Remembering the Peterloo Massacre – 200 years on
In 1819, more than 60,000 people from across Greater Manchester gathered in St Peter’s Field to protest for justice, the right to vote and freedom from oppression. Despite their peaceful means, the day was to end bloodshed.
While the crowds listened to renowned orator Henry Hunt’s address, local government forces charged into the crowd on horseback and with swords drawn, injuring 700 and killing 18 men, women and children.
The Peterloo Massacre was to become a defining moment for Britain’s democracy, and over the course of 2019 a number of National Lottery-funded projects have been commemorating the event. Young people have been at the heart of many events and projects for Peterloo 2019, giving them the opportunity to discover more about the historic event and to explore what protest means to them today.
Here are some of the excellent projects we’ve seen take place so far:
Peterloo 2019 Animation – RECLAIM
A group of young people from RECLAIM, a working-class, youth-led campaign organisation, collaborated with Triple Dot Makers to create this animation.
- The project was part of the Peterloo 2019 Learning Programme spearheaded by Manchester Histories in partnership with the People’s History Museum.
Our Sam: The Middleton Man - REELmcr
Radical reformer and writer, Samuel Bamford, led the march from Middleton to St Peter’s Field on 16 August 1819.
The REELmcr project supported young people to go on heritage trails to learn more about their local hero. They then developed a script for a film which tells the story of Samantha, a teenager who brings together the town’s young people, with encouragement from Sam Bamford himself.
Radical Read at Manchester Art Gallery

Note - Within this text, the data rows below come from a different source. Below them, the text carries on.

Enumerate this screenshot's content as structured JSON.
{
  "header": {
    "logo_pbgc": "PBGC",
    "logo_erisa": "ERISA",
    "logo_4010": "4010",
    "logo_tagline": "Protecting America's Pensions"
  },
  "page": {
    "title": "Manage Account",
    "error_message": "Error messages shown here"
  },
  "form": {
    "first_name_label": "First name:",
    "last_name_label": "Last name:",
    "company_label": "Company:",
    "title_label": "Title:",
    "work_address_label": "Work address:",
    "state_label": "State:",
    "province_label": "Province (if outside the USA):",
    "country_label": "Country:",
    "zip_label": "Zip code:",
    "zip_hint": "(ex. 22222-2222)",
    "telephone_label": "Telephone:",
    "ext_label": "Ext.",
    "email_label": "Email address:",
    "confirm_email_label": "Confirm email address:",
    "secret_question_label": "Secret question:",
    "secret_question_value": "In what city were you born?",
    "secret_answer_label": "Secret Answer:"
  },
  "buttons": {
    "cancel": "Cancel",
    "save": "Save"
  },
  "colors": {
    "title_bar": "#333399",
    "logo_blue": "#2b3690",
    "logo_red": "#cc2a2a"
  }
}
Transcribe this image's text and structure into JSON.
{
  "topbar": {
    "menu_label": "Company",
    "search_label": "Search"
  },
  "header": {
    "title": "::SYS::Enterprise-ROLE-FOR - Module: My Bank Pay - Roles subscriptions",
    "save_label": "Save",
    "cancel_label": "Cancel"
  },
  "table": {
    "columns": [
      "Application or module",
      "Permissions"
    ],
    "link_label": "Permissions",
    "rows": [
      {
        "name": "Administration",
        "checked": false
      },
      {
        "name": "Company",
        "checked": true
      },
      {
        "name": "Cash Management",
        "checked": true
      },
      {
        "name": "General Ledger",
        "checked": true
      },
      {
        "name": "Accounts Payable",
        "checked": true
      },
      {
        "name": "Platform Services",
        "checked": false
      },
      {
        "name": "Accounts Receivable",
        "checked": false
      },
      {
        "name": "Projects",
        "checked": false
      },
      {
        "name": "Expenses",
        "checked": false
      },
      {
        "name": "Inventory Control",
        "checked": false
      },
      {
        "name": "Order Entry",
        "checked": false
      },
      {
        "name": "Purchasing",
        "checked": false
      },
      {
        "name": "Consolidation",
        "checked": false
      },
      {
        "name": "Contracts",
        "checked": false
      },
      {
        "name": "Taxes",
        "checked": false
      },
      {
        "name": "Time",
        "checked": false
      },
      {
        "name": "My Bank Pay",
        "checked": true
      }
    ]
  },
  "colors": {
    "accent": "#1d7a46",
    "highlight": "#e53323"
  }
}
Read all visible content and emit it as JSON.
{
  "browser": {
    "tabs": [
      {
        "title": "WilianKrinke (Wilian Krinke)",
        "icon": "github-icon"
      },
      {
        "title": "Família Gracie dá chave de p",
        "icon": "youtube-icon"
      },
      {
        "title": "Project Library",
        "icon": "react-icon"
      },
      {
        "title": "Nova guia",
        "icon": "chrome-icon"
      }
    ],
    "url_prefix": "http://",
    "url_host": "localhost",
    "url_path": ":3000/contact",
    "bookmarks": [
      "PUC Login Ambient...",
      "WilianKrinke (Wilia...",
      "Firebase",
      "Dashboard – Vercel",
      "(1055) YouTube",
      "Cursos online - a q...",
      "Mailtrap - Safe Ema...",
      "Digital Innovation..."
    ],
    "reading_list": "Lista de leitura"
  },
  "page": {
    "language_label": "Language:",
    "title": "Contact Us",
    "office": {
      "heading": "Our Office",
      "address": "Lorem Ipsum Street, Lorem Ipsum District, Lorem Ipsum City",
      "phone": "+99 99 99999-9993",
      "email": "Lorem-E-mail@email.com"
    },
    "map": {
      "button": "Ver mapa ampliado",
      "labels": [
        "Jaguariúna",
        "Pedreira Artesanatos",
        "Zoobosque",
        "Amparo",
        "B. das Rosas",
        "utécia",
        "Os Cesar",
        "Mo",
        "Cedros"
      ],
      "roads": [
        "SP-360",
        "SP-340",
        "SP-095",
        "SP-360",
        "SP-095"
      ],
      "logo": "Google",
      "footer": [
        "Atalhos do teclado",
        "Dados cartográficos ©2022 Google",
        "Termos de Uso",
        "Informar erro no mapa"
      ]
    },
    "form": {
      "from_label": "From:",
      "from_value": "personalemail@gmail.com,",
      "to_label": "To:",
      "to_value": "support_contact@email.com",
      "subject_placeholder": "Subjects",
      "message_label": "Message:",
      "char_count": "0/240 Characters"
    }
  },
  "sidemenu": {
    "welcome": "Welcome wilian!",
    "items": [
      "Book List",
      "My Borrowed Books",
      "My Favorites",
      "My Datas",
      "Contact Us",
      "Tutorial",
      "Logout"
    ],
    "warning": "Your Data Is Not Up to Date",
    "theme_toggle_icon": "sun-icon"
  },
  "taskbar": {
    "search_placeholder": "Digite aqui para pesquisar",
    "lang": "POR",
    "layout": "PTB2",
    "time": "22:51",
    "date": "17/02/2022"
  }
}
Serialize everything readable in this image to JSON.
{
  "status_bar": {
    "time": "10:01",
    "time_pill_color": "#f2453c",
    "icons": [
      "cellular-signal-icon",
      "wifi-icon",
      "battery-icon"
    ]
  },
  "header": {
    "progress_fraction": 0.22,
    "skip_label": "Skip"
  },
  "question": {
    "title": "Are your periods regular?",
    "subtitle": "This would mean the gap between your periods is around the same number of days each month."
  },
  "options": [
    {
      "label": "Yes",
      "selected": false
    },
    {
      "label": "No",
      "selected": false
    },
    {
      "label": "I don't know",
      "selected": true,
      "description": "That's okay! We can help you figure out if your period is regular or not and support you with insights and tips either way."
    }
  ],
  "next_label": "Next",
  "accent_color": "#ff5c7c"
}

On 3 July Manchester Art Gallery hosted a celebration event inspired by Peterloo and young people’s involvement in protest over the last 200 years. The evening brought young people together from schools, colleges, youth groups and arts organisations, who presented visitors with poetry, music, theatre performances, stories and more, with the exhibition, Get Together and Get Things Done acting as a fitting backdrop.
- Radical Read's celebration event was supported by The National Lottery Heritage Fund and Arts Council England. It was organised by Read Manchester and Manchester Histories.
HOME BFI Academy 2018 – Freestyle
A collection of young filmmakers came together to explore the themes linked to the Peterloo Massacre – democracy, freedom of speech and protest - from a contemporary perspective. Following an intensive course, the group created Freestyle; a film expressing what freedom of speech means to them. The film premiered at Manchester arts centre HOME and has also been submitted to a number of international film festivals.
Find out more
To learn more, visit the Peterloo 1819 website or follow #Peterloo2019 on Twitter.